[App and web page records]

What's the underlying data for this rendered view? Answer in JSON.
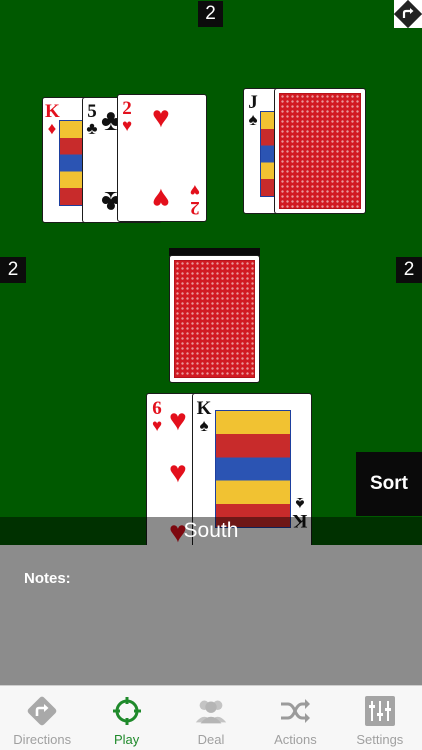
{
  "counts": {
    "north": "2",
    "west": "2",
    "east": "2"
  },
  "cards": {
    "north_hand": [
      {
        "rank": "K",
        "suit": "♦",
        "color": "red"
      },
      {
        "rank": "5",
        "suit": "♣",
        "color": "black"
      },
      {
        "rank": "2",
        "suit": "♥",
        "color": "red"
      }
    ],
    "east_hand": [
      {
        "rank": "J",
        "suit": "♠",
        "color": "black"
      }
    ],
    "south_hand": [
      {
        "rank": "6",
        "suit": "♥",
        "color": "red"
      },
      {
        "rank": "K",
        "suit": "♠",
        "color": "black"
      }
    ]
  },
  "player": {
    "name": "South"
  },
  "sort_button": {
    "label": "Sort"
  },
  "notes": {
    "label": "Notes:"
  },
  "tabs": [
    {
      "label": "Directions",
      "icon": "directions-icon",
      "active": false
    },
    {
      "label": "Play",
      "icon": "target-icon",
      "active": true
    },
    {
      "label": "Deal",
      "icon": "users-icon",
      "active": false
    },
    {
      "label": "Actions",
      "icon": "shuffle-icon",
      "active": false
    },
    {
      "label": "Settings",
      "icon": "sliders-icon",
      "active": false
    }
  ],
  "colors": {
    "table": "#005900",
    "card_back": "#d11a22",
    "active_tab": "#1f8a2b",
    "inactive_tab": "#a0a0a0"
  }
}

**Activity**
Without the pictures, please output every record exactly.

**Result of the task**
What's the underlying data for this rendered view? Answer in JSON.
{
  "counts": {
    "north": "2",
    "west": "2",
    "east": "2"
  },
  "cards": {
    "north_hand": [
      {
        "rank": "K",
        "suit": "♦",
        "color": "red"
      },
      {
        "rank": "5",
        "suit": "♣",
        "color": "black"
      },
      {
        "rank": "2",
        "suit": "♥",
        "color": "red"
      }
    ],
    "east_hand": [
      {
        "rank": "J",
        "suit": "♠",
        "color": "black"
      }
    ],
    "south_hand": [
      {
        "rank": "6",
        "suit": "♥",
        "color": "red"
      },
      {
        "rank": "K",
        "suit": "♠",
        "color": "black"
      }
    ]
  },
  "player": {
    "name": "South"
  },
  "sort_button": {
    "label": "Sort"
  },
  "notes": {
    "label": "Notes:"
  },
  "tabs": [
    {
      "label": "Directions",
      "icon": "directions-icon",
      "active": false
    },
    {
      "label": "Play",
      "icon": "target-icon",
      "active": true
    },
    {
      "label": "Deal",
      "icon": "users-icon",
      "active": false
    },
    {
      "label": "Actions",
      "icon": "shuffle-icon",
      "active": false
    },
    {
      "label": "Settings",
      "icon": "sliders-icon",
      "active": false
    }
  ],
  "colors": {
    "table": "#005900",
    "card_back": "#d11a22",
    "active_tab": "#1f8a2b",
    "inactive_tab": "#a0a0a0"
  }
}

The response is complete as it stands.